We’re deep into spring, the time when cubicle-bound employees may be planning their escape and vying for prime spots on the time-off calendar. Or maybe they’re so busy with the daily grind that they don’t even dream of walks on the beach or majestic mountain views.
When it comes to time off, HR professionals deal with two kinds of problems: the employees who take their time off as soon as they earn it and are always looking for ways to wheedle an extra day whenever possible and the workers who haven’t taken a vacation in years and have no plans to do so.
It’s not just the often-absent worker who presents a productivity problem. Burned-out employees also are unable to give their best. They may think they’re dedicated and diligent. But instead they’re likely to be frazzled and frayed.
Various surveys have shown for years that many Americans never take all the time off they have earned. One such survey from talent and career management firm Right Management found that 70 percent of those surveyed didn’t take all the time off they had earned during 2012. The 2011 version of the survey also showed 70 percent of workers not taking all their vacation time.
“Such a reluctance to take all of one’s vacation is a sign of an intense, pressure-filled workplace,” Monika Morrow, a Right Management senior vice president, said when the 2012 results were announced in December. “This is a trend that’s grown during the recession, and we may in fact have a new norm, which would be unfortunate. However important devotion to the job may be, there has to be some balance and vacation is so important to one’s health and happiness.”
Mike Maslanka, a partner with Constangy, Brooks & Smith, LLP in Dallas, agrees. In his “Mike Maslanka @ your desk” video segment released February 22, he urged employers to encourage their employees to take time off. “Here is my proposal. Mandate that employees take vacation. Do not allow them to accrue the time and then cash it in,” he said, adding that it’s important for employees to get away and get refreshed.
“Why is it that vacation policies rattle on endlessly about how vacation time is computed but contain nothing about ensuring that it’s taken?” he asked.
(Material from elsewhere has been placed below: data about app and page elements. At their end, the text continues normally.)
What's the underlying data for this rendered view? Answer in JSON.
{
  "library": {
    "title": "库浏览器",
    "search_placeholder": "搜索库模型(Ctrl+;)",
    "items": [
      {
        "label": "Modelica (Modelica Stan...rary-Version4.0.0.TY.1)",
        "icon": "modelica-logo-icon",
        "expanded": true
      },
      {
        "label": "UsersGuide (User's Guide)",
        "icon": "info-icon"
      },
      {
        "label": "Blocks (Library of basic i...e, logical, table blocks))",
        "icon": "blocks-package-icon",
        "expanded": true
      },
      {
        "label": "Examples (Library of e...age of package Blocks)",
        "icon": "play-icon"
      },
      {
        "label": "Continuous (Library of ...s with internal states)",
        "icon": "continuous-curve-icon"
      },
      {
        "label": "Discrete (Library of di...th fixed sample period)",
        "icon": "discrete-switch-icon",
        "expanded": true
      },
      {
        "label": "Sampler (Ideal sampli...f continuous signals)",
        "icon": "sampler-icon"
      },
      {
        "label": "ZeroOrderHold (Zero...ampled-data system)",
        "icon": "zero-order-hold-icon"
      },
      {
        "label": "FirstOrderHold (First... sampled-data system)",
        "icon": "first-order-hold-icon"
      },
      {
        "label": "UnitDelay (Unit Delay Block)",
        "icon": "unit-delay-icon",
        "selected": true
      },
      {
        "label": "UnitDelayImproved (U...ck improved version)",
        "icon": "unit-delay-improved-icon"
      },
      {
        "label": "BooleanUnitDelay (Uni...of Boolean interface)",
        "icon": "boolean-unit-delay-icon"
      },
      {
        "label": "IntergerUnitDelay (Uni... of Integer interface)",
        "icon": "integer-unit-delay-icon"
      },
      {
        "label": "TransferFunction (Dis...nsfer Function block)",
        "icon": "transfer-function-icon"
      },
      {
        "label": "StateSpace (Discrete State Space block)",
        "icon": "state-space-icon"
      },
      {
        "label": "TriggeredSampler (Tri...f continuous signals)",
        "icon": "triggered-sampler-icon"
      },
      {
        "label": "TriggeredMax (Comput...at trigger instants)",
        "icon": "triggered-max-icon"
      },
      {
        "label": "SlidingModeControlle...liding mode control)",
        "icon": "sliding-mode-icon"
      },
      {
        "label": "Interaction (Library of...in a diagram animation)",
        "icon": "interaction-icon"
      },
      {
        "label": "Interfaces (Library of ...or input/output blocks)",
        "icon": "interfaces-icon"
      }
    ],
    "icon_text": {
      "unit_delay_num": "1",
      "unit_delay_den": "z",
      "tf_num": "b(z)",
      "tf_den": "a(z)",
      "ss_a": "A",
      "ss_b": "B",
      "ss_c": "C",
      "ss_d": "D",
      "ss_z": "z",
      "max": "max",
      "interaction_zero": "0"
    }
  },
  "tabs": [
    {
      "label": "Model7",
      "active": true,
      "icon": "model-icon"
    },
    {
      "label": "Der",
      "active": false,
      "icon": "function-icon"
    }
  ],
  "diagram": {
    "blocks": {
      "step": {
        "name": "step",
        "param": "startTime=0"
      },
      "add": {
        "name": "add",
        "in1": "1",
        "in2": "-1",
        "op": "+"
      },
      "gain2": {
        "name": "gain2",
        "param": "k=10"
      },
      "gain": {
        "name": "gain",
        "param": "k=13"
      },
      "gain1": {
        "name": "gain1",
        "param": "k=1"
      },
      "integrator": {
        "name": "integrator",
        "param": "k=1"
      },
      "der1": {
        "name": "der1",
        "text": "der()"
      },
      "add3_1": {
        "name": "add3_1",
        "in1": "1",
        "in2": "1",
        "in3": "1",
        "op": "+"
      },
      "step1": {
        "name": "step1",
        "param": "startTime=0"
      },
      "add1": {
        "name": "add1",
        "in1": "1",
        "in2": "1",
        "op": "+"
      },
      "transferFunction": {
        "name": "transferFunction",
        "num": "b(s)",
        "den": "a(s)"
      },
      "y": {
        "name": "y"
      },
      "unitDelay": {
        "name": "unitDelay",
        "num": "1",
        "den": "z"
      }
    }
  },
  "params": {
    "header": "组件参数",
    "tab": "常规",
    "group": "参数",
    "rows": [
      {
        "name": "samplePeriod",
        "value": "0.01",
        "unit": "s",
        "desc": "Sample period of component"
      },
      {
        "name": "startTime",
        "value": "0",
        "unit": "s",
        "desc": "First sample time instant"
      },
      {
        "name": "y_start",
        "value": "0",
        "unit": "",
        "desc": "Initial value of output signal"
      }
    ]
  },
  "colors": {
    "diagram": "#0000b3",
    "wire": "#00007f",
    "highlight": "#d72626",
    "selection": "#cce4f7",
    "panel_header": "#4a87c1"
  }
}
He went on to point out that employees are assets and employers need to “husband those assets and make sure they work as hard as they must but no more than they need.”
Another survey showing American workers giving up vacation time polled 2,534 adults in 10 large cities – Atlanta, Boston, Chicago, Dallas-Fort Worth, Houston, Los Angeles, New York City, Philadelphia, San Francisco, and Washington, D.C.
The poll, released in July 2012 from vacation club company Inspirato, found that 57 percent of the employees polled in those cities who receive paid time off didn’t use all their time. Employees in Los Angeles and San Francisco were found to leave the most vacation behind – about a third of their time.
Even though employees often fail to take all their vacation, the Inspirato poll shows employees place a high value on time off. The survey found that half of all workers surveyed who received paid vacation time would be willing to give up a workplace benefit in exchange for more paid time off.
Some said they would give up a private office for more vacation time, others would skip their company’s 401(k) match, and others would rather have more time off than a raise, bonus, or promotion.
Eighty-five percent of those surveyed in the Inspirato poll said their employer provides a paid vacation benefit, with an average of just over 19 days per year. Employees in Chicago reported the highest number of vacation days, with 30 percent of respondents saying they received 21 days or more of paid time a year. Boston and San Francisco had the highest percentage of employees not getting paid time, with 19 percent in each city reporting they received no paid time off per year.
Leisure as productivity boost
Tony Schwartz, author and CEO of The Energy Project, wrote an opinion piece published in The New York Times on February 9 in which he advised employees to relax and work less in order to get more done.
“More and more of us find ourselves unable to juggle overwhelming demands and maintain a seemingly unsustainable pace,” Schwartz wrote. “Paradoxically, the best way to get more done may be to spend more time doing less. A new and growing body of multidisciplinary research shows that strategic renewal – including daytime workouts, short afternoon naps, longer sleep hours, more time away from the office, and longer, more frequent vacations – boosts productivity, job performance, and, of course, health.”
Schwartz cited a 2006 study the accounting firm Ernst & Young did on its employees. The study determined that for each additional 10 hours of vacation employees took, their annual performance ratings improved by eight percent. Those who frequently took vacation also were less likely to leave the firm.
Nevertheless, Schwartz points out that it’s the most hard-driving workers who usually garner the greatest respect from superiors. “In most workplaces, rewards still accrue to those who push the hardest and most continuously overtime,” he writes. “But that doesn’t mean they’re the most productive.”
Tammy Binford writes and edits news alerts and newsletter articles on labor and employment law topics for BLR Web and print publications. In addition, she writes for HR Hero Line and Diversity Insight, two of the ezines and blogs found on HRHero.com.